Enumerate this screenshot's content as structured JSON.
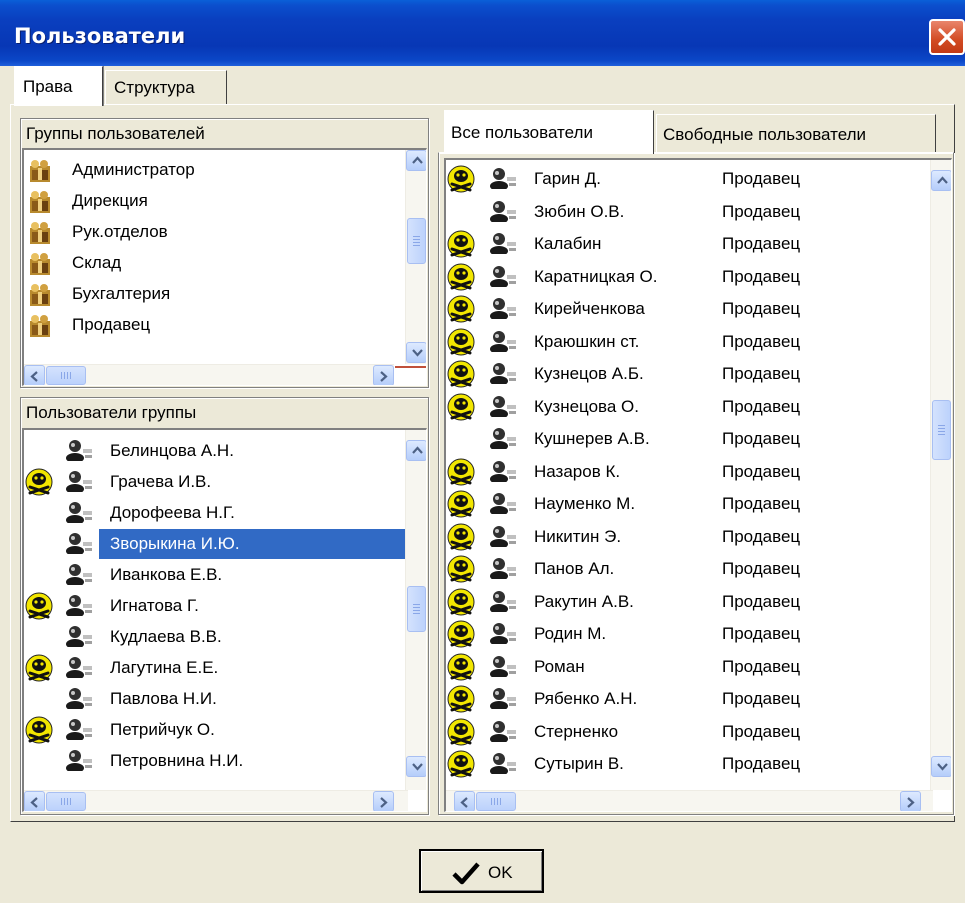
{
  "window": {
    "title": "Пользователи"
  },
  "tabs": [
    "Права",
    "Структура"
  ],
  "groups_panel": {
    "label": "Группы пользователей",
    "items": [
      "Администратор",
      "Дирекция",
      "Рук.отделов",
      "Склад",
      "Бухгалтерия",
      "Продавец"
    ]
  },
  "group_users_panel": {
    "label": "Пользователи группы",
    "items": [
      {
        "name": "Белинцова А.Н.",
        "marked": false
      },
      {
        "name": "Грачева И.В.",
        "marked": true
      },
      {
        "name": "Дорофеева Н.Г.",
        "marked": false
      },
      {
        "name": "Зворыкина И.Ю.",
        "marked": false,
        "selected": true
      },
      {
        "name": "Иванкова Е.В.",
        "marked": false
      },
      {
        "name": "Игнатова Г.",
        "marked": true
      },
      {
        "name": "Кудлаева В.В.",
        "marked": false
      },
      {
        "name": "Лагутина Е.Е.",
        "marked": true
      },
      {
        "name": "Павлова Н.И.",
        "marked": false
      },
      {
        "name": "Петрийчук О.",
        "marked": true
      },
      {
        "name": "Петровнина Н.И.",
        "marked": false
      }
    ]
  },
  "right_tabs": [
    "Все пользователи",
    "Свободные пользователи"
  ],
  "all_users": [
    {
      "name": "Гарин Д.",
      "role": "Продавец",
      "marked": true
    },
    {
      "name": "Зюбин О.В.",
      "role": "Продавец",
      "marked": false
    },
    {
      "name": "Калабин",
      "role": "Продавец",
      "marked": true
    },
    {
      "name": "Каратницкая О.",
      "role": "Продавец",
      "marked": true
    },
    {
      "name": "Кирейченкова",
      "role": "Продавец",
      "marked": true
    },
    {
      "name": "Краюшкин ст.",
      "role": "Продавец",
      "marked": true
    },
    {
      "name": "Кузнецов А.Б.",
      "role": "Продавец",
      "marked": true
    },
    {
      "name": "Кузнецова О.",
      "role": "Продавец",
      "marked": true
    },
    {
      "name": "Кушнерев А.В.",
      "role": "Продавец",
      "marked": false
    },
    {
      "name": "Назаров К.",
      "role": "Продавец",
      "marked": true
    },
    {
      "name": "Науменко М.",
      "role": "Продавец",
      "marked": true
    },
    {
      "name": "Никитин Э.",
      "role": "Продавец",
      "marked": true
    },
    {
      "name": "Панов Ал.",
      "role": "Продавец",
      "marked": true
    },
    {
      "name": "Ракутин А.В.",
      "role": "Продавец",
      "marked": true
    },
    {
      "name": "Родин М.",
      "role": "Продавец",
      "marked": true
    },
    {
      "name": "Роман",
      "role": "Продавец",
      "marked": true
    },
    {
      "name": "Рябенко А.Н.",
      "role": "Продавец",
      "marked": true
    },
    {
      "name": "Стерненко",
      "role": "Продавец",
      "marked": true
    },
    {
      "name": "Сутырин В.",
      "role": "Продавец",
      "marked": true
    }
  ],
  "buttons": {
    "ok": "OK"
  },
  "colors": {
    "titlebar": "#0a3fbf",
    "selection": "#316ac5",
    "face": "#ece9d8",
    "mark_yellow": "#f2e600"
  },
  "icons": {
    "close": "close-icon",
    "group": "group-icon",
    "person": "user-icon",
    "mark": "skull-mark-icon",
    "ok": "checkmark-icon"
  }
}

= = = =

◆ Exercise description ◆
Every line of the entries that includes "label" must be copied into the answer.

◆ Expected answer ◆
    "label": "Группы пользователей",
    "label": "Пользователи группы",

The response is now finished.